National Robotics Week is a product of a 2009 effort by leading universities and companies to create a “national roadmap” for robotics technology, which was initially unveiled at a May 2009 briefing by academic and industry leaders to the Congressional Caucus on Robotics. U.S. Representative Mike Doyle (PA-14), co-chair of the caucus, and other members have submitted a formal resolution asking Congress to support the designation of the second full week in April as National Robotics Week.

“During National Robotics Week, we are asking people to ‘experience the possibilities’ that come from using robotics technology in everyday life,” said Rep. Doyle. “From schools to the workplace to healthcare, robotics will play a huge role in making life easier for everyone and will be a significant area of job growth and development in the decades ahead.”

The current effort is being coordinated by a National Robotics Week Advisory Council, organized by iRobot Corp. (NASDAQ: IRBT) and The Technology Collaborative, a Pittsburgh-based non-profit economic development organization, along with a number of other companies, universities and organizations, including:  Adept Technology (NASDAQ:ADEP); the Association for Unmanned Vehicle Systems International (AUVSI); AUVSI Foundation; Botball® (KISS Institute for Practical Robotics); Carnegie Mellon University; Carnegie Science Center of Pittsburgh; FIRST® (For Inspiration and Recognition of Science and Technology); Georgia Institute of Technology; Infamous Robotics; Innovation First International; Johns Hopkins University; MIT; Massachusetts Technology Leadership Council; Museum of Science, Boston; Robotic Industries Association (RIA); The Tech Museum in Silicon Valley; Stanford University; University of Massachusetts Lowell; University of Pennsylvania; and University of Southern California.
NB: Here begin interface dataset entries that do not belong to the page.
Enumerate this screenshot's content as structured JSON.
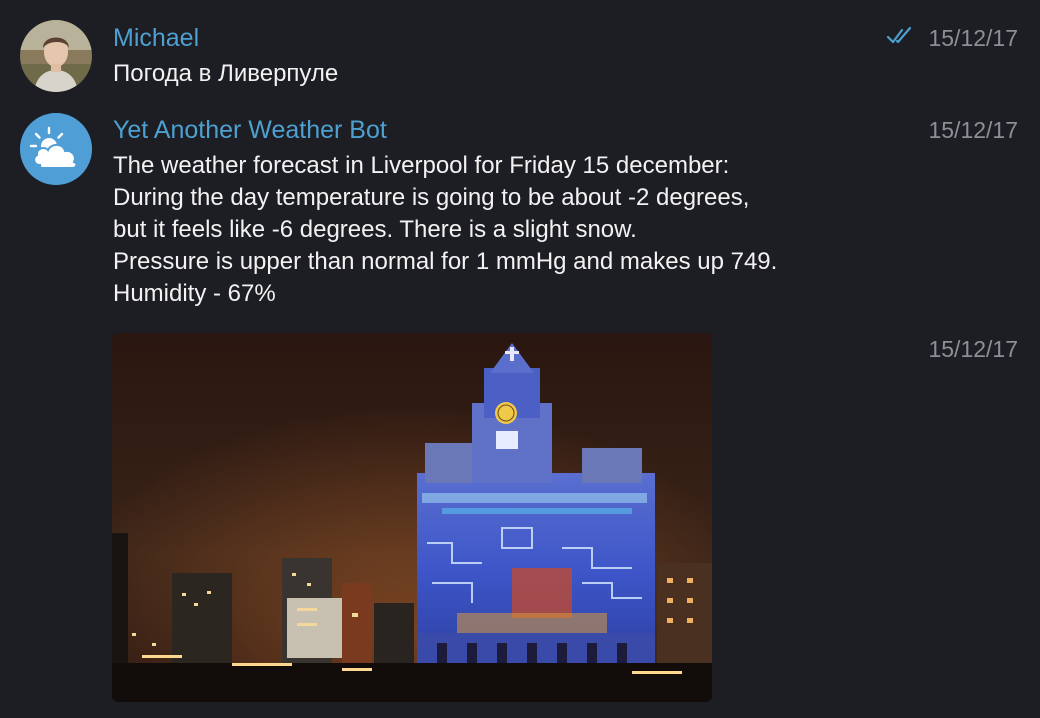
{
  "messages": [
    {
      "sender": "Michael",
      "avatar": "user-photo-avatar",
      "text": [
        "Погода в Ливерпуле"
      ],
      "time": "15/12/17",
      "status_icon": "double-check-icon"
    },
    {
      "sender": "Yet Another Weather Bot",
      "avatar": "partly-cloudy-icon",
      "text": [
        "The weather forecast in Liverpool for Friday 15 december:",
        "During the day temperature is going to be about -2 degrees,",
        "but it feels like -6 degrees. There is a slight snow.",
        "Pressure is upper than normal for 1 mmHg and makes up 749.",
        "Humidity - 67%"
      ],
      "time": "15/12/17"
    },
    {
      "attachment": "photo",
      "time": "15/12/17"
    }
  ],
  "colors": {
    "background": "#1d1d24",
    "sender_name": "#4da0cf",
    "message_text": "#f2f2f2",
    "timestamp": "#8e8e95",
    "bot_avatar": "#4f9fd6",
    "read_ticks": "#4da0cf"
  }
}
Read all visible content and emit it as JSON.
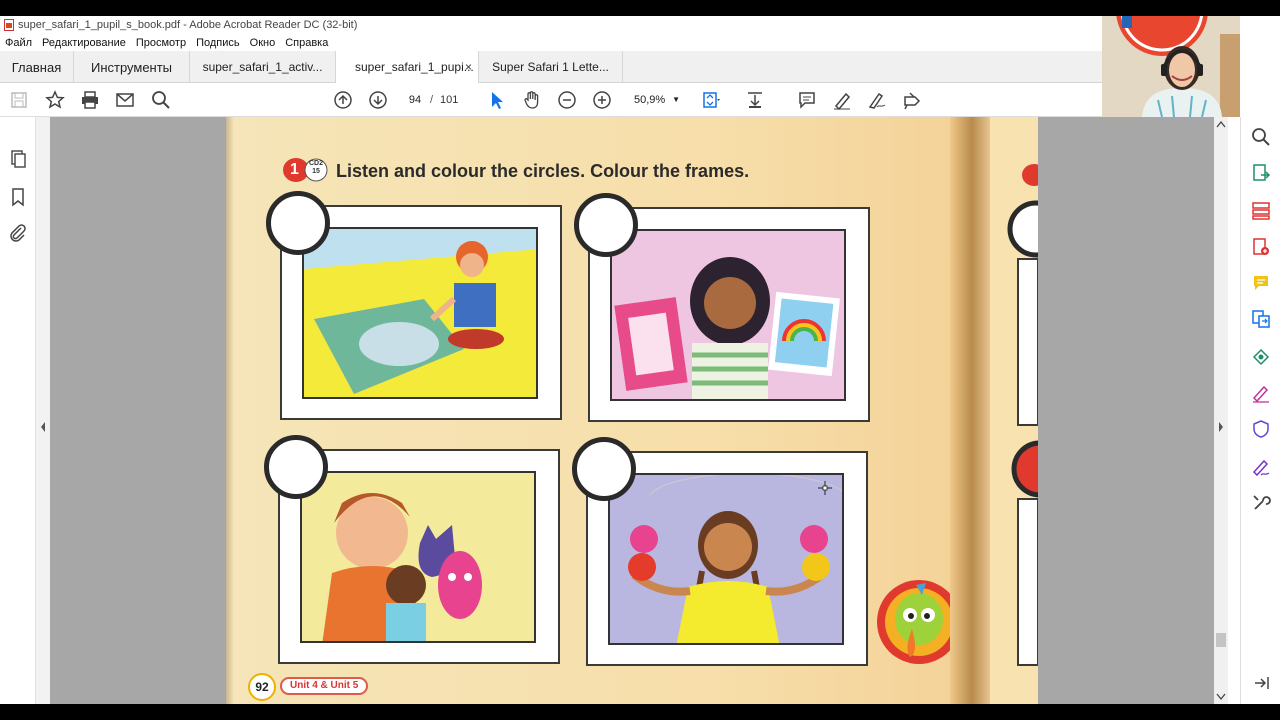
{
  "window": {
    "title": "super_safari_1_pupil_s_book.pdf - Adobe Acrobat Reader DC (32-bit)"
  },
  "menu": [
    "Файл",
    "Редактирование",
    "Просмотр",
    "Подпись",
    "Окно",
    "Справка"
  ],
  "tabs": {
    "home": "Главная",
    "tools": "Инструменты",
    "doc1": "super_safari_1_activ...",
    "doc2": "super_safari_1_pupi...",
    "doc2_close": "×",
    "doc3": "Super Safari 1 Lette..."
  },
  "toolbar": {
    "page_current": "94",
    "page_separator": "/",
    "page_total": "101",
    "zoom": "50,9%",
    "zoom_caret": "▼"
  },
  "page": {
    "exercise_number": "1",
    "cd_track": "CD2\n15",
    "instruction": "Listen and colour the circles. Colour the frames.",
    "page_number": "92",
    "unit_label": "Unit 4 & Unit 5"
  },
  "colors": {
    "accent_red": "#e03a2f",
    "adobe_blue": "#1473e6",
    "page_bg": "#f6dfae"
  }
}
“We see robotics as a transformative technology that has the potential to change our society and become as ubiquitous over the next several decades as computing technology is today,” said Colin Angle, chairman and chief executive officer of iRobot. “We are thrilled as an organization to have a key role in this national effort to demonstrate to the country how robotics has matured into an all-encompassing and enabling technology.”

During National Robotics Week, numerous public events and activities will be held in cities across the country, including:

  • Boston, Mass.
    • New England Botball Regional Tournament and New England Botfest, University of Massachusetts Lowell, April 10
    • Robot Block Party, Museum of Science, April 17
  • Pittsburgh, Pa.
    • Carnegie Mellon University Robotics Institute 30th Anniversary Open House
    • Announcement of the Class of 2010 Robotics Hall of Fame Inductees
    • Carnegie Science Center Café Scientifique Event
  • Philadelphia, Pa.
    • University of Pennsylvania GRASP Lab Open House
  • Washington, D.C.
    • AUVSI Sponsored Unmanned Systems Day on Capitol Hill
    • Congressional Caucus on Robotics Briefing
    • CSM VEX Robotics Challenge, College of Southern Maryland, April 10
    • Greater D.C. Botball Regional Tournament, Woodson High School, April 17
  • San Francisco, Calif.
    • Young Innovators Day, The Tech Museum of Innovation, April 11
    • Robot Block Party, Stanford University, April 14
    • Robots in Action, Adept Technology, April 16
  • Los Angeles, Calif.
    • USC Center for Robotics and Embedded Systems Open House
  • El Cajon, Calif.
    • Southern California Botball Regional Tournament, Cuyamaca College, April 10
  • Atlanta, Ga.
    • FIRST Championship, The Georgia Dome, April 15-17
    • Georgia Tech Center for Robotics and Intelligent Machines Open House
  • Baltimore, Md.
    • Johns Hopkins University Open House
  • Marion, Ohio
    • National Robotics Challenge, April 15-17

“Nineteen years ago, in an effort to ‘hook’ students on the fun and excitement of science and technology, FIRST created a national robotics competition that now draws more than 250,000 participants a year. The thinking was that the younger and more diverse the participants, the better chance we will have of producing a generation of innovative problem solvers,” said Dean Kamen, noted inventor, president of DEKA Research and Development, and FIRST Founder.